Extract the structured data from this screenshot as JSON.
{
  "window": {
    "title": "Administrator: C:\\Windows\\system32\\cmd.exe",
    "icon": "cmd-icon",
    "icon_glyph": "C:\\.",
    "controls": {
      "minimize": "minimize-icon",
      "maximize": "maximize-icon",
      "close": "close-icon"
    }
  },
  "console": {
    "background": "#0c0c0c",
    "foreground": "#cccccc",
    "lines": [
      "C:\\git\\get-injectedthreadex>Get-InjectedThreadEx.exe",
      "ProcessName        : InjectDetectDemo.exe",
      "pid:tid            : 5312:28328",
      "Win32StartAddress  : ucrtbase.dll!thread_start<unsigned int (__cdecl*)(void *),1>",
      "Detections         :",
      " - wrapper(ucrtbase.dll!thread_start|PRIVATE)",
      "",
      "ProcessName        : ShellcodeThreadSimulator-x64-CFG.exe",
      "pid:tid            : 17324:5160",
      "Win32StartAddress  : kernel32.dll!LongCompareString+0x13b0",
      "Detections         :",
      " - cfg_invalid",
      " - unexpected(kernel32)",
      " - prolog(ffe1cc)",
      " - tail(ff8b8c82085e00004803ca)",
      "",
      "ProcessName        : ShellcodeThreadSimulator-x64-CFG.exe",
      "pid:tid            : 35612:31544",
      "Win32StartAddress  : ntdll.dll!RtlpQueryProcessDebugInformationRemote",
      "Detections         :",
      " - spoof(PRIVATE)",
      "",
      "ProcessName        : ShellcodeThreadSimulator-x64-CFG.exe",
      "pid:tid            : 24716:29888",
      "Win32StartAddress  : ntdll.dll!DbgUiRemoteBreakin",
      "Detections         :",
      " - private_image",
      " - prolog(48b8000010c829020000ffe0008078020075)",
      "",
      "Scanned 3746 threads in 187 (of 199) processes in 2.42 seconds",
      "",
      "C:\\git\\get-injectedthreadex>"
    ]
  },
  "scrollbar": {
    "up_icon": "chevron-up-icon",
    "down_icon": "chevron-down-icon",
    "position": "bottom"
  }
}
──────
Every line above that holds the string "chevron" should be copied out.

    "up_icon": "chevron-up-icon",
    "down_icon": "chevron-down-icon",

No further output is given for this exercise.